A rebate, usually described as a mail-in rebate, is a type of marketing promotion that is very common in some industries. It’s been widely used by personal electronics retailers and car dealerships.
The point of a rebate, from the marketer’s standpoint, is to advertise a lower price than what the customer will actually have to pay at the point of sale. There are other benefits to the marketer, which I will break down later in the post. But essentially, a company can market a product for $500, after the rebate. But the customer pays $700 to purchase the product and then must perform a certain action, usually filling out a card and mailing it into the company, to receive $200 back on their purchase.
The dirty little secret about rebates is that only about half of customers ever actually submit the mail-in rebate.

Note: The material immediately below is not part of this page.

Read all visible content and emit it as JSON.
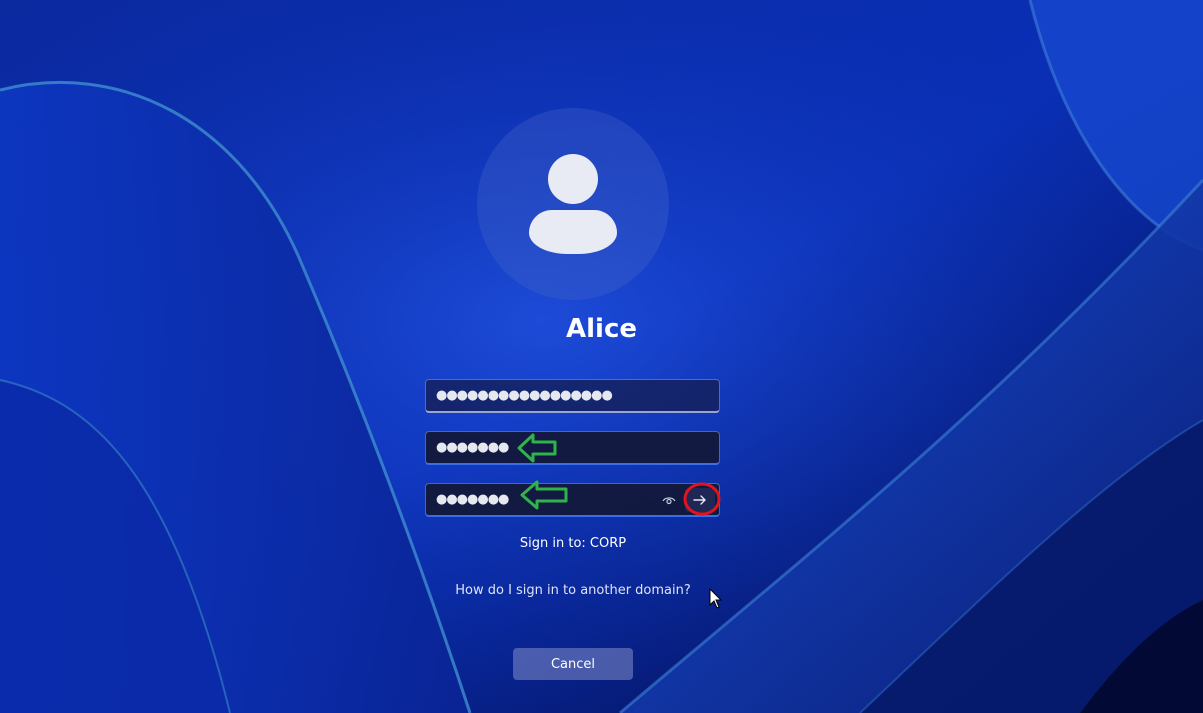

That means that even though you are marketing a product at $500, you are making about $600 per purchase (half pay $700, half pay $500).
In addition to the benefits already discussed for marketers, here are a few additional opportunities rebates offer companies:
· You can earn interest on the money received in the time period between the purchase and the time the rebate must be paid out.
· You can use information collected on mail-in rebate cards to build your customer database.
· Rebates give consumers a sense of getting more for their money, because they see the full price value is that much higher than what they will actually end up paying (after the rebate).
Think about how you might use a rebate offer at your company.